The study's results were published in the International Journal of Biological Macromolecules.
As experts explained, traditional methods of protecting crops involve treating grains, soil, and plants with chemicals several times per season, while the new product is placed in the soil once before sowing and lasts the entire vegetative period.
The effect is achieved due to a special polymer developed by SibFU’s Lab of New Biomaterials under the leadership of Doctor of Biological Sciences Tatyana Volova. This polymer decomposes in the soil at a predetermined rate, gradually releasing the active substance, which guarantees an optimal plant protection regime.
"The biodegradable polymer we have developed is completely harmless to the soil. We have selected environmentally friendly, cheap and chemically neutral additives to provide the necessary mass and decomposition time: clay, peat and birch sawdust. The additives make it possible to produce the drug in a form of tablets or granules, which just need to be placed into the soil during sowing”, Tatyana Volova said.
The scientists pointed out that the active substance is released in mini-doses so that toxins that scare away and kill pathogenic fungi and weeds don’t get on the fruits and green parts of the plant.
"There are obvious disadvantages to traditional crop protection methods. The chemicals that need to be sprayed several times over the summer get washed away by rains or carried away by winds, which is dangerous for the environment: over the past five years, the population of bees, including domestic ones, has decreased by almost half in agricultural regions due to the uncontrolled use of pesticides. Moreover, the repeated use of agricultural machinery increases production costs. Our product doesn’t have these drawbacks”, Evgeny Kiselev, a co-author of the study and researcher at SibFU’s Laboratory of Biotechnology of New Materials, said.
According to the scientists, the new drug has already undergone laboratory testing and checks for compliance with safety standards. The toxins used have proved their effectiveness against a number of weeds and the pathogenic agent of the most dangerous cereal disease - fusarium.
The drug is still being tested at the Krasnoyarsk State Agrarian University and the Krasnoyarsk Research Institute of Agriculture.
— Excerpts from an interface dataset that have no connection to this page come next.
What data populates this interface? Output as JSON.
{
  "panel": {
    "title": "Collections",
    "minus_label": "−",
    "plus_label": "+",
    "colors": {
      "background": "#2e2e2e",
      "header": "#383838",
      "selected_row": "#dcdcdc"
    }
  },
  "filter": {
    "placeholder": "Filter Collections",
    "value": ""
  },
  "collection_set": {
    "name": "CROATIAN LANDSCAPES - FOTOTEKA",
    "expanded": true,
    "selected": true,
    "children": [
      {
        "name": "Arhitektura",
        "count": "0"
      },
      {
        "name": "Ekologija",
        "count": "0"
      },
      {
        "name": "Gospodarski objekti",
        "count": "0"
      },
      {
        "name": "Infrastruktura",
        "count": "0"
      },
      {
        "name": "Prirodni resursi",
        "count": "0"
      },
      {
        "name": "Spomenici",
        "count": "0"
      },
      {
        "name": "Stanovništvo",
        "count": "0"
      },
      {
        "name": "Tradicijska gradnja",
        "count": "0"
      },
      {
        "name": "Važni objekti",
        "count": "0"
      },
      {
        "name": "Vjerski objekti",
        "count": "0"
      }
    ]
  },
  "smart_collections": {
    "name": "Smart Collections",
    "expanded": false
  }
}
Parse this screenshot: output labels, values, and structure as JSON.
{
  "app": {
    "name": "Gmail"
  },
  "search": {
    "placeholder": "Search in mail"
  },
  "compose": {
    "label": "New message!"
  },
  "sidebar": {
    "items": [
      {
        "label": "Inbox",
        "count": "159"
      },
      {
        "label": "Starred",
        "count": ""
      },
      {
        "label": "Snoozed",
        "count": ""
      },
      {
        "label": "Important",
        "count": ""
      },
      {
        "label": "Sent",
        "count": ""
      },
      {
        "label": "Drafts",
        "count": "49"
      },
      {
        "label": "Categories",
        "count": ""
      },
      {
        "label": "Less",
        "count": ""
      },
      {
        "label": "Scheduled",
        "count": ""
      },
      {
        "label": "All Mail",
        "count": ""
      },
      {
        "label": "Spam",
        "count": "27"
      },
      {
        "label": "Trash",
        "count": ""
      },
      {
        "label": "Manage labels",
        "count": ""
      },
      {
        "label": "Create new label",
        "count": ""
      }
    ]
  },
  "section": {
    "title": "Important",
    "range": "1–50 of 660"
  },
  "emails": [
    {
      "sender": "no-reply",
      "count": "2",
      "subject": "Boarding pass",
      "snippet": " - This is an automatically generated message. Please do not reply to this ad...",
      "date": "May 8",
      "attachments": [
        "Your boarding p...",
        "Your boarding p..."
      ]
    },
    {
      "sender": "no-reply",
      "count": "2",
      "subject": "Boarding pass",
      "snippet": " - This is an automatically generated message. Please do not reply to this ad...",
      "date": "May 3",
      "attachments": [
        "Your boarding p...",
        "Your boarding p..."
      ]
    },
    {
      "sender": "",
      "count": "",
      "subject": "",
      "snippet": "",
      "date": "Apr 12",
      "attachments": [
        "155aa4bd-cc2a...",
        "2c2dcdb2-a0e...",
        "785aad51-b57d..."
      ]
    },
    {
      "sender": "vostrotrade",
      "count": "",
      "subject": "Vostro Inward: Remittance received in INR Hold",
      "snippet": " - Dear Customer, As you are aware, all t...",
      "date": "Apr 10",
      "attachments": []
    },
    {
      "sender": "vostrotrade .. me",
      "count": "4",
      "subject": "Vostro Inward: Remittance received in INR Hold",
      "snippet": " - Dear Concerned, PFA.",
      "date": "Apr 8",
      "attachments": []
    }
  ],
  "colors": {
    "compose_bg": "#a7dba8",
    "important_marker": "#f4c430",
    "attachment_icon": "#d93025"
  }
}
The research was carried out under the guidance of Sabu Thomas, a leading polymers and nanocomposites specialist and professor emeritus at the Siberian Federal University.